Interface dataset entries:
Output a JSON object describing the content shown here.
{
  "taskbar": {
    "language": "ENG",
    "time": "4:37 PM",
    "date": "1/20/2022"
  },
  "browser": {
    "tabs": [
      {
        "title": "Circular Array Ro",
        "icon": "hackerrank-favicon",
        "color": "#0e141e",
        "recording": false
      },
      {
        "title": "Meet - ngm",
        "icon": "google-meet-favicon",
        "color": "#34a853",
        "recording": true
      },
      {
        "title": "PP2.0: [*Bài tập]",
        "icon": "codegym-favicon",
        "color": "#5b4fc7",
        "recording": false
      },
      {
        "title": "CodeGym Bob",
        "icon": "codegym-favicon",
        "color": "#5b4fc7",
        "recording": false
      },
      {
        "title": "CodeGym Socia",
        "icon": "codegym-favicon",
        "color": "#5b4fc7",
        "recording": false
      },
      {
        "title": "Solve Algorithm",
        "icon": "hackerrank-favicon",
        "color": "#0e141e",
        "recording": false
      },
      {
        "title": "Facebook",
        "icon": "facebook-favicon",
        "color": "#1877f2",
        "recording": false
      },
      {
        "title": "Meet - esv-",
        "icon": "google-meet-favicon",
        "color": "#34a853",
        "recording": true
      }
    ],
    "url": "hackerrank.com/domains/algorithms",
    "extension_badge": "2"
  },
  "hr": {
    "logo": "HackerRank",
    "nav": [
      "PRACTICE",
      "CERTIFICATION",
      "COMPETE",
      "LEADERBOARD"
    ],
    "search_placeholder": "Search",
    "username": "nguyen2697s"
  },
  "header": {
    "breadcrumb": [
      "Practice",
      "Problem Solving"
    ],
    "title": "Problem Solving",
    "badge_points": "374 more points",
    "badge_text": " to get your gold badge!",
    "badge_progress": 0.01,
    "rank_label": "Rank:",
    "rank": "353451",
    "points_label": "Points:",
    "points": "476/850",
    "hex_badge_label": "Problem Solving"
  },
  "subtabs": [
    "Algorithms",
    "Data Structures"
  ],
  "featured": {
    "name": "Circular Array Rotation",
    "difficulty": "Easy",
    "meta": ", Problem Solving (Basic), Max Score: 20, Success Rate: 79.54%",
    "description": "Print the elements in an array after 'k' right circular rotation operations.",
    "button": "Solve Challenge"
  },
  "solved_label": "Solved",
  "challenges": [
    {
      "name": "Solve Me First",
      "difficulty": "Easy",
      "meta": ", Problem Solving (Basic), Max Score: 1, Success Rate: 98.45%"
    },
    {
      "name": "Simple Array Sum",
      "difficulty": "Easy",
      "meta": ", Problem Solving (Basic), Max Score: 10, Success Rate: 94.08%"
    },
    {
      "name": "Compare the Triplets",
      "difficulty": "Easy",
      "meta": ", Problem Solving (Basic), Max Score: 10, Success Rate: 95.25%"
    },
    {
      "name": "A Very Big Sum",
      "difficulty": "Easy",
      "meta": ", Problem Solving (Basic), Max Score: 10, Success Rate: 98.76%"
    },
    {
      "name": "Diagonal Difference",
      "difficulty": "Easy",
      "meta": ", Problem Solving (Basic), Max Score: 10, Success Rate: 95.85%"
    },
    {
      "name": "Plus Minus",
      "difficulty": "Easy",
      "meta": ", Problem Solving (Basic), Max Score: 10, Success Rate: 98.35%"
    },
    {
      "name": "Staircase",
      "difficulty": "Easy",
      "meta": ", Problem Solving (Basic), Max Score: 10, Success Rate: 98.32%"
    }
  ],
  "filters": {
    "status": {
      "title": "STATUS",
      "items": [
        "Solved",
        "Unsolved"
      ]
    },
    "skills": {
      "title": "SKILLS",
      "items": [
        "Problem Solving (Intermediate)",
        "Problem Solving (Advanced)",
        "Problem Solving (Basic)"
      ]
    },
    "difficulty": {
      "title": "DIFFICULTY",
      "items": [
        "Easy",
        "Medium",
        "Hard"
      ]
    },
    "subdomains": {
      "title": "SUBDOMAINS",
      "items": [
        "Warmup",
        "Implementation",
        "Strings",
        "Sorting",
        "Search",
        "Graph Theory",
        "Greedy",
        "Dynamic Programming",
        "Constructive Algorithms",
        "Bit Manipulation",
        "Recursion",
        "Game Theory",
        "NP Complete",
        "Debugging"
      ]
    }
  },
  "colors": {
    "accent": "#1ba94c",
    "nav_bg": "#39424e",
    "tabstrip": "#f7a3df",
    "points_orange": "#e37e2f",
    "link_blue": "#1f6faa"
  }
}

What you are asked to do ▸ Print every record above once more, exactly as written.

Response for this exercise ▸
Output a JSON object describing the content shown here.
{
  "taskbar": {
    "language": "ENG",
    "time": "4:37 PM",
    "date": "1/20/2022"
  },
  "browser": {
    "tabs": [
      {
        "title": "Circular Array Ro",
        "icon": "hackerrank-favicon",
        "color": "#0e141e",
        "recording": false
      },
      {
        "title": "Meet - ngm",
        "icon": "google-meet-favicon",
        "color": "#34a853",
        "recording": true
      },
      {
        "title": "PP2.0: [*Bài tập]",
        "icon": "codegym-favicon",
        "color": "#5b4fc7",
        "recording": false
      },
      {
        "title": "CodeGym Bob",
        "icon": "codegym-favicon",
        "color": "#5b4fc7",
        "recording": false
      },
      {
        "title": "CodeGym Socia",
        "icon": "codegym-favicon",
        "color": "#5b4fc7",
        "recording": false
      },
      {
        "title": "Solve Algorithm",
        "icon": "hackerrank-favicon",
        "color": "#0e141e",
        "recording": false
      },
      {
        "title": "Facebook",
        "icon": "facebook-favicon",
        "color": "#1877f2",
        "recording": false
      },
      {
        "title": "Meet - esv-",
        "icon": "google-meet-favicon",
        "color": "#34a853",
        "recording": true
      }
    ],
    "url": "hackerrank.com/domains/algorithms",
    "extension_badge": "2"
  },
  "hr": {
    "logo": "HackerRank",
    "nav": [
      "PRACTICE",
      "CERTIFICATION",
      "COMPETE",
      "LEADERBOARD"
    ],
    "search_placeholder": "Search",
    "username": "nguyen2697s"
  },
  "header": {
    "breadcrumb": [
      "Practice",
      "Problem Solving"
    ],
    "title": "Problem Solving",
    "badge_points": "374 more points",
    "badge_text": " to get your gold badge!",
    "badge_progress": 0.01,
    "rank_label": "Rank:",
    "rank": "353451",
    "points_label": "Points:",
    "points": "476/850",
    "hex_badge_label": "Problem Solving"
  },
  "subtabs": [
    "Algorithms",
    "Data Structures"
  ],
  "featured": {
    "name": "Circular Array Rotation",
    "difficulty": "Easy",
    "meta": ", Problem Solving (Basic), Max Score: 20, Success Rate: 79.54%",
    "description": "Print the elements in an array after 'k' right circular rotation operations.",
    "button": "Solve Challenge"
  },
  "solved_label": "Solved",
  "challenges": [
    {
      "name": "Solve Me First",
      "difficulty": "Easy",
      "meta": ", Problem Solving (Basic), Max Score: 1, Success Rate: 98.45%"
    },
    {
      "name": "Simple Array Sum",
      "difficulty": "Easy",
      "meta": ", Problem Solving (Basic), Max Score: 10, Success Rate: 94.08%"
    },
    {
      "name": "Compare the Triplets",
      "difficulty": "Easy",
      "meta": ", Problem Solving (Basic), Max Score: 10, Success Rate: 95.25%"
    },
    {
      "name": "A Very Big Sum",
      "difficulty": "Easy",
      "meta": ", Problem Solving (Basic), Max Score: 10, Success Rate: 98.76%"
    },
    {
      "name": "Diagonal Difference",
      "difficulty": "Easy",
      "meta": ", Problem Solving (Basic), Max Score: 10, Success Rate: 95.85%"
    },
    {
      "name": "Plus Minus",
      "difficulty": "Easy",
      "meta": ", Problem Solving (Basic), Max Score: 10, Success Rate: 98.35%"
    },
    {
      "name": "Staircase",
      "difficulty": "Easy",
      "meta": ", Problem Solving (Basic), Max Score: 10, Success Rate: 98.32%"
    }
  ],
  "filters": {
    "status": {
      "title": "STATUS",
      "items": [
        "Solved",
        "Unsolved"
      ]
    },
    "skills": {
      "title": "SKILLS",
      "items": [
        "Problem Solving (Intermediate)",
        "Problem Solving (Advanced)",
        "Problem Solving (Basic)"
      ]
    },
    "difficulty": {
      "title": "DIFFICULTY",
      "items": [
        "Easy",
        "Medium",
        "Hard"
      ]
    },
    "subdomains": {
      "title": "SUBDOMAINS",
      "items": [
        "Warmup",
        "Implementation",
        "Strings",
        "Sorting",
        "Search",
        "Graph Theory",
        "Greedy",
        "Dynamic Programming",
        "Constructive Algorithms",
        "Bit Manipulation",
        "Recursion",
        "Game Theory",
        "NP Complete",
        "Debugging"
      ]
    }
  },
  "colors": {
    "accent": "#1ba94c",
    "nav_bg": "#39424e",
    "tabstrip": "#f7a3df",
    "points_orange": "#e37e2f",
    "link_blue": "#1f6faa"
  }
}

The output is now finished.